- Work item
In the data that follows, each entry is to be restated exactly.

- Source material
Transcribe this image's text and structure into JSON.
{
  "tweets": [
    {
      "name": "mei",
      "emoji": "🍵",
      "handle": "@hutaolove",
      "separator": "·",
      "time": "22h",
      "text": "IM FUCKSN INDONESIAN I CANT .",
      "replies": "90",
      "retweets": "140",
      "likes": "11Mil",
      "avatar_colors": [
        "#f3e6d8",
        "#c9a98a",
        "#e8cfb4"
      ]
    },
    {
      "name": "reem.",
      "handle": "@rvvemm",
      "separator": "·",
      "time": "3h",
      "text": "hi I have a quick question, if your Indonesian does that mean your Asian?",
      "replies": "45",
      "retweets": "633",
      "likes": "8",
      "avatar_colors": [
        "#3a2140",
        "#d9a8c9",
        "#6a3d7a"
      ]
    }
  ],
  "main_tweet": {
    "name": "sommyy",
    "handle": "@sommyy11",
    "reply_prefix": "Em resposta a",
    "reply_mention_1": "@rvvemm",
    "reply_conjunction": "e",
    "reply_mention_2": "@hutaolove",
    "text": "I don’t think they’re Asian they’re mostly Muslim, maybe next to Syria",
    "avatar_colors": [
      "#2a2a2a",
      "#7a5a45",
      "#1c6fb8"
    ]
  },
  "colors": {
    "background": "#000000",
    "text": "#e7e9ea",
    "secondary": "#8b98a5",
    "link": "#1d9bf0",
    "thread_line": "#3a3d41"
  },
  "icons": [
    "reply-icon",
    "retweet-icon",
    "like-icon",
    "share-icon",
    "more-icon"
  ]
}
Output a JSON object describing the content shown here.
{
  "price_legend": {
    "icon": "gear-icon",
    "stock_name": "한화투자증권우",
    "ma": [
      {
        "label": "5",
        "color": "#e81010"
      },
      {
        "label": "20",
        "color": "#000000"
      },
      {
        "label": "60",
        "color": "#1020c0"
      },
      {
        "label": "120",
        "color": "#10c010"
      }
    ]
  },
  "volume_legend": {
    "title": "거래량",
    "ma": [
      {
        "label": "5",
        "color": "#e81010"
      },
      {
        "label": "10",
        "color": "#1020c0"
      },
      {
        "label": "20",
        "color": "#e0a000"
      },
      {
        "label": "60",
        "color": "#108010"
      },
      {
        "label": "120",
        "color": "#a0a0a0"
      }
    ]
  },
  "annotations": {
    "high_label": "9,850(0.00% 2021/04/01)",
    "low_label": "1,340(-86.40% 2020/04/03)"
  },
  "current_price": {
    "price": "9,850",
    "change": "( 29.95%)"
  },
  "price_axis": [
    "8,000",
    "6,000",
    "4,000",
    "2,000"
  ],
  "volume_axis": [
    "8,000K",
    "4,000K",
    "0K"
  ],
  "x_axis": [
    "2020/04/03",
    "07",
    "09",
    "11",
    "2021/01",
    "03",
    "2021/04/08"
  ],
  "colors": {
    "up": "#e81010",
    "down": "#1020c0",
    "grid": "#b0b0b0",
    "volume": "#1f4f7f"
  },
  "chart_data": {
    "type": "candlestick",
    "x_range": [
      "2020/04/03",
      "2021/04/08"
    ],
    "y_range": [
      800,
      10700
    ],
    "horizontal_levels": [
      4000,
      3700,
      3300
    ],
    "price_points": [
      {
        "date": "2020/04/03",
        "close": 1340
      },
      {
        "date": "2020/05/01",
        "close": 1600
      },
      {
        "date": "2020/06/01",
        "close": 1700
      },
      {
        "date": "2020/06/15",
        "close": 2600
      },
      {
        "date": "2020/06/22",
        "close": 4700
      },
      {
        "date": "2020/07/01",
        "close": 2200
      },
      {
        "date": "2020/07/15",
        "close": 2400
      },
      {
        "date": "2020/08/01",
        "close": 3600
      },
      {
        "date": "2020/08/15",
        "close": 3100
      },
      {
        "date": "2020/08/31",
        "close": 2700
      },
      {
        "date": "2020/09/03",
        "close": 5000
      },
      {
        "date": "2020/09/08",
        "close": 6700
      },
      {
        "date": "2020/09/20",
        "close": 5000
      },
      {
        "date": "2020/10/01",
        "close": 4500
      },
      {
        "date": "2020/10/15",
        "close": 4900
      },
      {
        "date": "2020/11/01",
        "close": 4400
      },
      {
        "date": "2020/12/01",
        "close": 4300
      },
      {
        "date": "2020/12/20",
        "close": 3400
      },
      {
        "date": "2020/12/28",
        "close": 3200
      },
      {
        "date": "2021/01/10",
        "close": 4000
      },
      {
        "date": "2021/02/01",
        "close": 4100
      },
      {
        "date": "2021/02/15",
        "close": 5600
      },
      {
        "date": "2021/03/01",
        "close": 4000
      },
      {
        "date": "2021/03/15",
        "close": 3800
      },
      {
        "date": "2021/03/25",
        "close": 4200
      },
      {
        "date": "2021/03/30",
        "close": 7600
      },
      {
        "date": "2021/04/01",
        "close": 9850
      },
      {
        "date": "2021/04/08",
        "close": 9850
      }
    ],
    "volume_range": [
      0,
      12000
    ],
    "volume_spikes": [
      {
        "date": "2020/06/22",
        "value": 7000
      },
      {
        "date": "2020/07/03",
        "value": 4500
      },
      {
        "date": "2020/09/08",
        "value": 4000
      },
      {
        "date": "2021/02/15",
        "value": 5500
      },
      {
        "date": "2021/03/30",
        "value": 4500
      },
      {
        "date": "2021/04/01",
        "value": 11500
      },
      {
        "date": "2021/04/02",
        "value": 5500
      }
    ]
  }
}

- Answer
Transcribe this image's text and structure into JSON.
{
  "tweets": [
    {
      "name": "mei",
      "emoji": "🍵",
      "handle": "@hutaolove",
      "separator": "·",
      "time": "22h",
      "text": "IM FUCKSN INDONESIAN I CANT .",
      "replies": "90",
      "retweets": "140",
      "likes": "11Mil",
      "avatar_colors": [
        "#f3e6d8",
        "#c9a98a",
        "#e8cfb4"
      ]
    },
    {
      "name": "reem.",
      "handle": "@rvvemm",
      "separator": "·",
      "time": "3h",
      "text": "hi I have a quick question, if your Indonesian does that mean your Asian?",
      "replies": "45",
      "retweets": "633",
      "likes": "8",
      "avatar_colors": [
        "#3a2140",
        "#d9a8c9",
        "#6a3d7a"
      ]
    }
  ],
  "main_tweet": {
    "name": "sommyy",
    "handle": "@sommyy11",
    "reply_prefix": "Em resposta a",
    "reply_mention_1": "@rvvemm",
    "reply_conjunction": "e",
    "reply_mention_2": "@hutaolove",
    "text": "I don’t think they’re Asian they’re mostly Muslim, maybe next to Syria",
    "avatar_colors": [
      "#2a2a2a",
      "#7a5a45",
      "#1c6fb8"
    ]
  },
  "colors": {
    "background": "#000000",
    "text": "#e7e9ea",
    "secondary": "#8b98a5",
    "link": "#1d9bf0",
    "thread_line": "#3a3d41"
  },
  "icons": [
    "reply-icon",
    "retweet-icon",
    "like-icon",
    "share-icon",
    "more-icon"
  ]
}
Output a JSON object describing the content shown here.
{
  "price_legend": {
    "icon": "gear-icon",
    "stock_name": "한화투자증권우",
    "ma": [
      {
        "label": "5",
        "color": "#e81010"
      },
      {
        "label": "20",
        "color": "#000000"
      },
      {
        "label": "60",
        "color": "#1020c0"
      },
      {
        "label": "120",
        "color": "#10c010"
      }
    ]
  },
  "volume_legend": {
    "title": "거래량",
    "ma": [
      {
        "label": "5",
        "color": "#e81010"
      },
      {
        "label": "10",
        "color": "#1020c0"
      },
      {
        "label": "20",
        "color": "#e0a000"
      },
      {
        "label": "60",
        "color": "#108010"
      },
      {
        "label": "120",
        "color": "#a0a0a0"
      }
    ]
  },
  "annotations": {
    "high_label": "9,850(0.00% 2021/04/01)",
    "low_label": "1,340(-86.40% 2020/04/03)"
  },
  "current_price": {
    "price": "9,850",
    "change": "( 29.95%)"
  },
  "price_axis": [
    "8,000",
    "6,000",
    "4,000",
    "2,000"
  ],
  "volume_axis": [
    "8,000K",
    "4,000K",
    "0K"
  ],
  "x_axis": [
    "2020/04/03",
    "07",
    "09",
    "11",
    "2021/01",
    "03",
    "2021/04/08"
  ],
  "colors": {
    "up": "#e81010",
    "down": "#1020c0",
    "grid": "#b0b0b0",
    "volume": "#1f4f7f"
  },
  "chart_data": {
    "type": "candlestick",
    "x_range": [
      "2020/04/03",
      "2021/04/08"
    ],
    "y_range": [
      800,
      10700
    ],
    "horizontal_levels": [
      4000,
      3700,
      3300
    ],
    "price_points": [
      {
        "date": "2020/04/03",
        "close": 1340
      },
      {
        "date": "2020/05/01",
        "close": 1600
      },
      {
        "date": "2020/06/01",
        "close": 1700
      },
      {
        "date": "2020/06/15",
        "close": 2600
      },
      {
        "date": "2020/06/22",
        "close": 4700
      },
      {
        "date": "2020/07/01",
        "close": 2200
      },
      {
        "date": "2020/07/15",
        "close": 2400
      },
      {
        "date": "2020/08/01",
        "close": 3600
      },
      {
        "date": "2020/08/15",
        "close": 3100
      },
      {
        "date": "2020/08/31",
        "close": 2700
      },
      {
        "date": "2020/09/03",
        "close": 5000
      },
      {
        "date": "2020/09/08",
        "close": 6700
      },
      {
        "date": "2020/09/20",
        "close": 5000
      },
      {
        "date": "2020/10/01",
        "close": 4500
      },
      {
        "date": "2020/10/15",
        "close": 4900
      },
      {
        "date": "2020/11/01",
        "close": 4400
      },
      {
        "date": "2020/12/01",
        "close": 4300
      },
      {
        "date": "2020/12/20",
        "close": 3400
      },
      {
        "date": "2020/12/28",
        "close": 3200
      },
      {
        "date": "2021/01/10",
        "close": 4000
      },
      {
        "date": "2021/02/01",
        "close": 4100
      },
      {
        "date": "2021/02/15",
        "close": 5600
      },
      {
        "date": "2021/03/01",
        "close": 4000
      },
      {
        "date": "2021/03/15",
        "close": 3800
      },
      {
        "date": "2021/03/25",
        "close": 4200
      },
      {
        "date": "2021/03/30",
        "close": 7600
      },
      {
        "date": "2021/04/01",
        "close": 9850
      },
      {
        "date": "2021/04/08",
        "close": 9850
      }
    ],
    "volume_range": [
      0,
      12000
    ],
    "volume_spikes": [
      {
        "date": "2020/06/22",
        "value": 7000
      },
      {
        "date": "2020/07/03",
        "value": 4500
      },
      {
        "date": "2020/09/08",
        "value": 4000
      },
      {
        "date": "2021/02/15",
        "value": 5500
      },
      {
        "date": "2021/03/30",
        "value": 4500
      },
      {
        "date": "2021/04/01",
        "value": 11500
      },
      {
        "date": "2021/04/02",
        "value": 5500
      }
    ]
  }
}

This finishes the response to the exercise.